According to the report, increases were recorded in all 12 Classification of Individual Consumption by Purpose, COICOP divisions that yielded the Headline index.
The month CPI report did not come short of expectation with the observant increase in cost of food items in the last two months. As a matter of fact, analysts had projected higher increase in inflation. This brings into full view the impact commodities like rice and spaghetti have on the spending of Nigerian consumers. With short supply of the item, the price have gone by more than 70 percent and having ripple effect on other commodities.
On month-on-month basis, the Headline index increased by 1.02 percent in November 2019, this is 0.05 percent rate lower than the rate recorded in October 2019 (1.07) percent.
The NBS report states that the percentage change in the average composite CPI for the twelve months period ending November 2019 over the average of the CPI for the previous twelve months period was 11.35 percent, representing a 0.05 percent point from 11.30 percent recorded in October 2019.
The urban inflation rate increased by 12.47 percent (year-on-year) in November 2019 from 12.20 percent recorded in October 2019, while the rural inflation rate increased by 11.30 percent in November 2019 from 11.07 percent in October 2019.
On a month-on-month basis, the urban index rose by 1.07 percent in November 2019, down by 0.08 from 1.15 percent recorded in October 2019, while the rural index also rose by 0.98 0 percent in November 2019, down by 0.01 from the rate recorded in October 2019 (0.99) percent.
The corresponding twelve-month year-on-year average percentage change for the urban index is 11.75 percent in November 2019. This is higher than 11.68 percent reported in October 2019, while the corresponding rural inflation rate in November 2019 is 10.98 percent compared to 10.95 percent recorded in October 2019.
NBS further reported that food inflation rose by 14.48 per cent in November compared to 14.09 per cent in October attributed to increases in prices of bread, cereals, oils and fats, meat, potatoes, yam and other tubers, and fish.
On a month-on-month basis, the NBS report said food index increased by 1.25 percent in November 2019, down by 0.08 per cent points from 1.33 percent recorded in October.
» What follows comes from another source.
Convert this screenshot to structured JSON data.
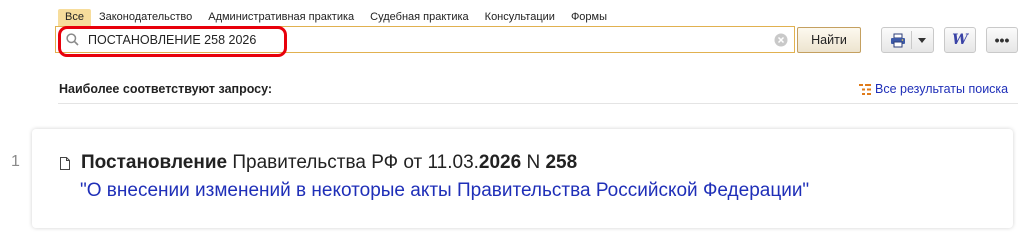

While there seems to be a strong conviction on the part of government and some analysts about the benefits of closing bother, there is also a strong argument bringing into fore the negative impact it has the purchasing power of Nigerians owing to the abrupt rise in price of the rice which is at the center of the closure. The short supply of the commodity has further exacerbated the usual seasonal hike in prices. It is anticipated that if this closure continue without corresponding increase in local supply of the product, there will be further drive-up of the Consumer Price Index.
A gap of 2.7 million tonnes to 3.0 million tonnes existed between consumption and production of rice at the onset of the closure of the nation’s land borders in October. In line with this, Government need to deliberately induce more farmers into growing the crop while existing farmers expand their hectare. While private investors are seen moving towards processing, concerned MDAs need to direct more attention to establishing more mills to speed up processing and to international to cover the deficit. Without this, impact of this closure will linger for good while.